The IMF is an interventionist, socialist institution. But nevertheless, their capitulation to the coming bitcoin hard money reality continues. We would never have seen analysis like this out of them just a few years ago.
See: Monetary Policy in the Digital Age by Dong He from a June 2018 IMF publication.
To fend off potential competitive pressure from crypto assets, central banks must continue to carry out effective monetary policies.
Unlike the value of fiat currencies, which is anchored by monetary policy and their status as legal tender, the value of crypto assets rests solely on the expectation that others will also value and use them.
However, they lack three critical functions that stable monetary regimes are expected to fulfill: protection against the risk of structural deflation, the ability to respond flexibly to temporary shocks to money demand and thus smooth the business cycle, and the capacity to function as a lender of last resort.
- ‘Protection’ against structural deflation – this belies a misunderstanding on the types of deflation. There’s good/benign growth deflation, and there is the ‘bad’ credit deflation – which is most often brought about by fiat money credit expansion in the first place. For more detail, see Joe Salerno’s An Austrian Taxonomy of Deflation.
- Ability to respond to shocks in money demand – This is based on the fallacy of ‘monetary stability’. There is no such thing. We live in a constantly changing world and human/consumer desires shift, as do prices, and people’s level of certainty about the future. Central bankers trying to reduce all the volatility and small failures in the world just creates more risk of the Talebian ‘black swan’ massive failure like we saw in the GFC or the Great Depression, which were caused by government monetary intervention.
- Lender of last resort – similar to above. By stopping individual bank failures and not letting them go under, moral hazard is created. Consumers stop caring about the soundness of their money, and the banks they leave it with. It’s better to not have a lender of last resort at all.
If crypto assets indeed lead to a more prominent role for commodity money in the digital age, the demand for central bank money is likely to decline.
In other words, if central bank money no longer defines the unit of account for most economic activities—and if those units of account are instead provided by crypto assets—then the central bank’s monetary policy becomes irrelevant.
How should central banks respond?

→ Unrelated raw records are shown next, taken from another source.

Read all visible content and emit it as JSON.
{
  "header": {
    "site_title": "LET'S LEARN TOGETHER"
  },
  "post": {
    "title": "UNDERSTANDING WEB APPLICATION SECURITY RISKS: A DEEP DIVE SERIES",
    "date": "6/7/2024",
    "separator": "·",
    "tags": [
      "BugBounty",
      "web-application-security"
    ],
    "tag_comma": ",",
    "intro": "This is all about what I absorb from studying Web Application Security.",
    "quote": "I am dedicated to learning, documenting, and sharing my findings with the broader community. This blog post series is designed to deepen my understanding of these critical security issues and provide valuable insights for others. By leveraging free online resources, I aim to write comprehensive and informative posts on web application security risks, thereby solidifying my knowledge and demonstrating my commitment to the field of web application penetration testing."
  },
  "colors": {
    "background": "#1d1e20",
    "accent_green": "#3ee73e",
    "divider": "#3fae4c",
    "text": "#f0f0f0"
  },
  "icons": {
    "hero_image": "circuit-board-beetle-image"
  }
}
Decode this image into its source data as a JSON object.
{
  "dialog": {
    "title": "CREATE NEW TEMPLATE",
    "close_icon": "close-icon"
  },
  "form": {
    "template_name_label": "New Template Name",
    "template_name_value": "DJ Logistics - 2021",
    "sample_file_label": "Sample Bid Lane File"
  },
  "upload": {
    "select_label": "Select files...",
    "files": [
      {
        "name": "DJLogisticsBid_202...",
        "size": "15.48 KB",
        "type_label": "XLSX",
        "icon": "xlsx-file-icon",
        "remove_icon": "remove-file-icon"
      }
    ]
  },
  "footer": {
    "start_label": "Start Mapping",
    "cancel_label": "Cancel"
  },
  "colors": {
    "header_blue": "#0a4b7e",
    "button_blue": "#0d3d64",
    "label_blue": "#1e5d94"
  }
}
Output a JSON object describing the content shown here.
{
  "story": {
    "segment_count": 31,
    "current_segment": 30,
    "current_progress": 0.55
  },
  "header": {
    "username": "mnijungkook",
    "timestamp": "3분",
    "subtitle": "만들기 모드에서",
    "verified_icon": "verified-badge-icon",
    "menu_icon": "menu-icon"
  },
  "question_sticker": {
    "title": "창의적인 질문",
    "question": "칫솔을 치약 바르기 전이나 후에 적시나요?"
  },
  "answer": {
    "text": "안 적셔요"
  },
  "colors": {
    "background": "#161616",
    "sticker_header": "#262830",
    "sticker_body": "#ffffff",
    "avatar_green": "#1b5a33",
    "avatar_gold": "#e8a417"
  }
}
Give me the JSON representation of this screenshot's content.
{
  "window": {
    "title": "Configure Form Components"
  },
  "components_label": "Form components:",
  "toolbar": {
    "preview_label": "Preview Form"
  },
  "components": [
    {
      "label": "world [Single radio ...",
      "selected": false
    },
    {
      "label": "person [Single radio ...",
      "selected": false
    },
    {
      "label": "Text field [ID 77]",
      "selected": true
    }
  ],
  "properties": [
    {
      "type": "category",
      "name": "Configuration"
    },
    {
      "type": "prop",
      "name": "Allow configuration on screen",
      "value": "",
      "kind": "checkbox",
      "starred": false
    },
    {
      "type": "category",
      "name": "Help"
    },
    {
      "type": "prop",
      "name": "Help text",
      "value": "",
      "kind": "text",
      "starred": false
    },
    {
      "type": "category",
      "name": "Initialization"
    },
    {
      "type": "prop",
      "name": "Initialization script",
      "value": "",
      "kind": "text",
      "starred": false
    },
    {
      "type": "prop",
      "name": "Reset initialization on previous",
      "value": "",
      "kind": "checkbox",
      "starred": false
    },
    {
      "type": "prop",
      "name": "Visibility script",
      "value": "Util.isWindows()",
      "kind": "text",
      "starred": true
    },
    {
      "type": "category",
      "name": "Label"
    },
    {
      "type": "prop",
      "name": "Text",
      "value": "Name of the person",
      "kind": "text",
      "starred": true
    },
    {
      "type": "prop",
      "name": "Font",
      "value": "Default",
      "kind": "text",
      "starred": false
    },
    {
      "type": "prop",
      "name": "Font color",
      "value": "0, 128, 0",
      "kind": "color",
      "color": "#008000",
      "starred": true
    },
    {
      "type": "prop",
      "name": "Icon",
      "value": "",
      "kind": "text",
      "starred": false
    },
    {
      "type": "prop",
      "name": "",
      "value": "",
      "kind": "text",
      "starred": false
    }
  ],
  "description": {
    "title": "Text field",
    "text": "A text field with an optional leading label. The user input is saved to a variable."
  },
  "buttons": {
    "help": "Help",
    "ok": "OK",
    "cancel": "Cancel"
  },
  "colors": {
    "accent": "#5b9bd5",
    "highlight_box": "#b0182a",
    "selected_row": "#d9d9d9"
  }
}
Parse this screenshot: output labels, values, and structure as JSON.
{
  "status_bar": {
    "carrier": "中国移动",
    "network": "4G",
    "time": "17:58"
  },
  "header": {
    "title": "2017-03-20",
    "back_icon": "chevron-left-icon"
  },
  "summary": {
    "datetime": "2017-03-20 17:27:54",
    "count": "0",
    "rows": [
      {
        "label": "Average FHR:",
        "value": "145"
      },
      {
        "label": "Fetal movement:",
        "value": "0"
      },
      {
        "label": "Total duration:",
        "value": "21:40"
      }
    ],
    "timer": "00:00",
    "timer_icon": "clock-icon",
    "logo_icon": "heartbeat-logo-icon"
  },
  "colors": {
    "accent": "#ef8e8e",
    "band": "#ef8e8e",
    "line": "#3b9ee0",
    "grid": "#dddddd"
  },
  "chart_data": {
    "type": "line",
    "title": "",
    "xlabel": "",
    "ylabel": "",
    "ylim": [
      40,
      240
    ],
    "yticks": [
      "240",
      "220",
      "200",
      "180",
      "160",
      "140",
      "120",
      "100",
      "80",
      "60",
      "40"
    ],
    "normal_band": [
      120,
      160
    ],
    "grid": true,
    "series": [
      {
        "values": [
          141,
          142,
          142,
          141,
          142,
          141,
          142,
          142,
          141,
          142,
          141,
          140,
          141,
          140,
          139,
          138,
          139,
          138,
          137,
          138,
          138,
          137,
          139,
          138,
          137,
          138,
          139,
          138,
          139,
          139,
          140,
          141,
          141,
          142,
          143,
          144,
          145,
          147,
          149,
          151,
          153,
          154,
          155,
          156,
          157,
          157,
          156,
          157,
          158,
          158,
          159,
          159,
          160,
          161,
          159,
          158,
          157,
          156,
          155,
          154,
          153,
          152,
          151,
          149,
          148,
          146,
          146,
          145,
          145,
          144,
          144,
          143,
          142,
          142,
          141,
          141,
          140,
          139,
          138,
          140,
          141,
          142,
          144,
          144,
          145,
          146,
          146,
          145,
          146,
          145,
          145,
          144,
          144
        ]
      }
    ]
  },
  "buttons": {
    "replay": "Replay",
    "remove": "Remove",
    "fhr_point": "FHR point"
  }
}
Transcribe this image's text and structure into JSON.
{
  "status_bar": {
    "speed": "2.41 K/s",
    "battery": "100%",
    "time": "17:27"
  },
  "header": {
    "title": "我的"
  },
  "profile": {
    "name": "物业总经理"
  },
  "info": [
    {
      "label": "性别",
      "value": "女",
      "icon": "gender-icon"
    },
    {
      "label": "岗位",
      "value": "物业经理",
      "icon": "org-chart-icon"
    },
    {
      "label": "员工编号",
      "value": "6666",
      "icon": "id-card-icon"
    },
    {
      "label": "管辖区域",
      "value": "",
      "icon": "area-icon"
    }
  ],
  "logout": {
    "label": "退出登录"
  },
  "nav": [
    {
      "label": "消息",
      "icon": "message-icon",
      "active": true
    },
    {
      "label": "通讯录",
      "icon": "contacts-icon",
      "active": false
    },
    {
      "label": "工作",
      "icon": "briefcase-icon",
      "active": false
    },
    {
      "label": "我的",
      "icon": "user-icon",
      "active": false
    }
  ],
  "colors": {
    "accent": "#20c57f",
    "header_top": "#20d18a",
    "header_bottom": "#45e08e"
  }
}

How can they forestall the competitive pressure crypto assets may exert on fiat currencies?
As IMF Managing Director Christine Lagarde noted in a speech at the Bank of England last year, “The best response by central banks is to continue running effective monetary policy, while being open to fresh ideas and new demands, as economies evolve.”
Central banks must maintain the public’s trust in fiat currencies